**How to complete this task:** A verbatim printing of the entries that follow is needed; pictures must not appear in it.

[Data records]
□ □ □ □ □ □ □

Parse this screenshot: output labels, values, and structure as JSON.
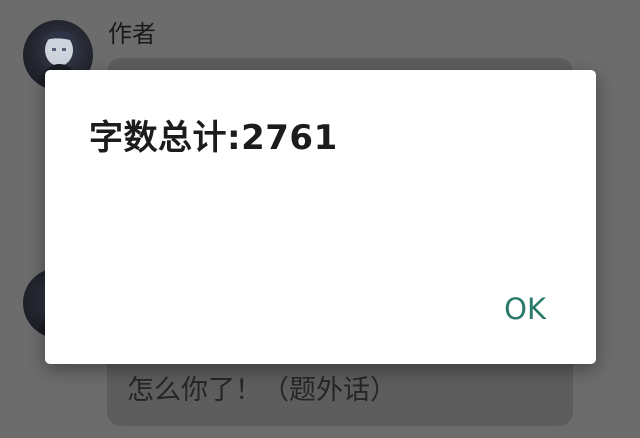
{
  "chat": {
    "author_label": "作者",
    "second_message_text": "怎么你了！（题外话）"
  },
  "dialog": {
    "title": "字数总计:2761",
    "ok_label": "OK"
  },
  "colors": {
    "scrim": "#6c6c6c",
    "dialog_bg": "#ffffff",
    "ok_accent": "#2a7a6a"
  }
}
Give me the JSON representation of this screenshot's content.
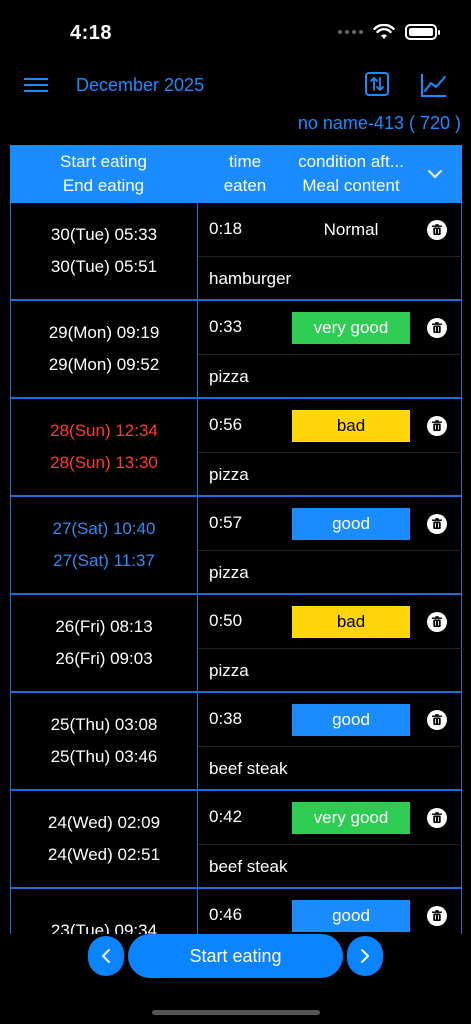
{
  "status": {
    "time": "4:18"
  },
  "nav": {
    "month": "December 2025"
  },
  "user": {
    "label": "no name-413  ( 720 )"
  },
  "header": {
    "start_eating": "Start eating",
    "end_eating": "End eating",
    "time": "time",
    "eaten": "eaten",
    "condition": "condition aft...",
    "meal_content": "Meal content"
  },
  "rows": [
    {
      "start": "30(Tue) 05:33",
      "end": "30(Tue) 05:51",
      "duration": "0:18",
      "condition": "Normal",
      "meal": "hamburger",
      "day_type": "weekday",
      "cond_type": "normal"
    },
    {
      "start": "29(Mon) 09:19",
      "end": "29(Mon) 09:52",
      "duration": "0:33",
      "condition": "very good",
      "meal": "pizza",
      "day_type": "weekday",
      "cond_type": "very-good"
    },
    {
      "start": "28(Sun) 12:34",
      "end": "28(Sun) 13:30",
      "duration": "0:56",
      "condition": "bad",
      "meal": "pizza",
      "day_type": "sun",
      "cond_type": "bad"
    },
    {
      "start": "27(Sat) 10:40",
      "end": "27(Sat) 11:37",
      "duration": "0:57",
      "condition": "good",
      "meal": "pizza",
      "day_type": "sat",
      "cond_type": "good"
    },
    {
      "start": "26(Fri) 08:13",
      "end": "26(Fri) 09:03",
      "duration": "0:50",
      "condition": "bad",
      "meal": "pizza",
      "day_type": "weekday",
      "cond_type": "bad"
    },
    {
      "start": "25(Thu) 03:08",
      "end": "25(Thu) 03:46",
      "duration": "0:38",
      "condition": "good",
      "meal": "beef steak",
      "day_type": "weekday",
      "cond_type": "good"
    },
    {
      "start": "24(Wed) 02:09",
      "end": "24(Wed) 02:51",
      "duration": "0:42",
      "condition": "very good",
      "meal": "beef steak",
      "day_type": "weekday",
      "cond_type": "very-good"
    },
    {
      "start": "23(Tue) 09:34",
      "end": "",
      "duration": "0:46",
      "condition": "good",
      "meal": "",
      "day_type": "weekday",
      "cond_type": "good"
    }
  ],
  "bottom": {
    "start_button": "Start eating"
  },
  "colors": {
    "accent": "#1a8cff",
    "very_good": "#2ecc52",
    "good": "#1a8cff",
    "bad": "#ffd60a",
    "sunday": "#ff3b30",
    "saturday": "#2f8cf0"
  },
  "icons": [
    "wifi-icon",
    "battery-icon",
    "menu-icon",
    "sort-icon",
    "chart-icon",
    "chevron-down-icon",
    "trash-icon",
    "chevron-left-icon",
    "chevron-right-icon"
  ]
}
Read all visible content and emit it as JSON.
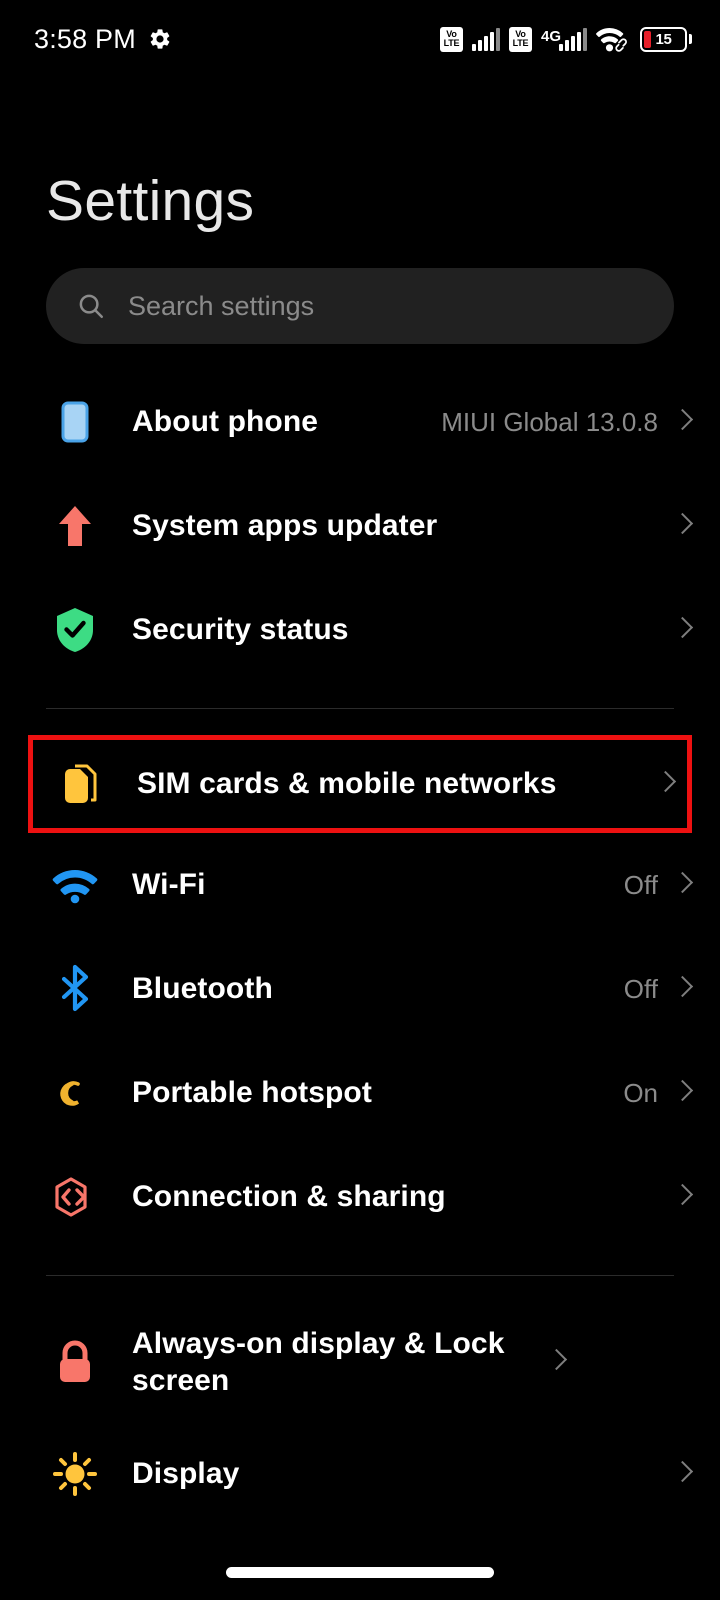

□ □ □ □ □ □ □

**Result for this exercise:**
Parse this screenshot: output labels, values, and structure as JSON.
{
  "chat": {
    "author_label": "作者",
    "second_message_text": "怎么你了！（题外话）"
  },
  "dialog": {
    "title": "字数总计:2761",
    "ok_label": "OK"
  },
  "colors": {
    "scrim": "#6c6c6c",
    "dialog_bg": "#ffffff",
    "ok_accent": "#2a7a6a"
  }
}
Give me the JSON representation of this screenshot's content.
{
  "status": {
    "time": "4:18"
  },
  "nav": {
    "month": "December 2025"
  },
  "user": {
    "label": "no name-413  ( 720 )"
  },
  "header": {
    "start_eating": "Start eating",
    "end_eating": "End eating",
    "time": "time",
    "eaten": "eaten",
    "condition": "condition aft...",
    "meal_content": "Meal content"
  },
  "rows": [
    {
      "start": "30(Tue) 05:33",
      "end": "30(Tue) 05:51",
      "duration": "0:18",
      "condition": "Normal",
      "meal": "hamburger",
      "day_type": "weekday",
      "cond_type": "normal"
    },
    {
      "start": "29(Mon) 09:19",
      "end": "29(Mon) 09:52",
      "duration": "0:33",
      "condition": "very good",
      "meal": "pizza",
      "day_type": "weekday",
      "cond_type": "very-good"
    },
    {
      "start": "28(Sun) 12:34",
      "end": "28(Sun) 13:30",
      "duration": "0:56",
      "condition": "bad",
      "meal": "pizza",
      "day_type": "sun",
      "cond_type": "bad"
    },
    {
      "start": "27(Sat) 10:40",
      "end": "27(Sat) 11:37",
      "duration": "0:57",
      "condition": "good",
      "meal": "pizza",
      "day_type": "sat",
      "cond_type": "good"
    },
    {
      "start": "26(Fri) 08:13",
      "end": "26(Fri) 09:03",
      "duration": "0:50",
      "condition": "bad",
      "meal": "pizza",
      "day_type": "weekday",
      "cond_type": "bad"
    },
    {
      "start": "25(Thu) 03:08",
      "end": "25(Thu) 03:46",
      "duration": "0:38",
      "condition": "good",
      "meal": "beef steak",
      "day_type": "weekday",
      "cond_type": "good"
    },
    {
      "start": "24(Wed) 02:09",
      "end": "24(Wed) 02:51",
      "duration": "0:42",
      "condition": "very good",
      "meal": "beef steak",
      "day_type": "weekday",
      "cond_type": "very-good"
    },
    {
      "start": "23(Tue) 09:34",
      "end": "",
      "duration": "0:46",
      "condition": "good",
      "meal": "",
      "day_type": "weekday",
      "cond_type": "good"
    }
  ],
  "bottom": {
    "start_button": "Start eating"
  },
  "colors": {
    "accent": "#1a8cff",
    "very_good": "#2ecc52",
    "good": "#1a8cff",
    "bad": "#ffd60a",
    "sunday": "#ff3b30",
    "saturday": "#2f8cf0"
  },
  "icons": [
    "wifi-icon",
    "battery-icon",
    "menu-icon",
    "sort-icon",
    "chart-icon",
    "chevron-down-icon",
    "trash-icon",
    "chevron-left-icon",
    "chevron-right-icon"
  ]
}
Read all visible content and emit it as JSON.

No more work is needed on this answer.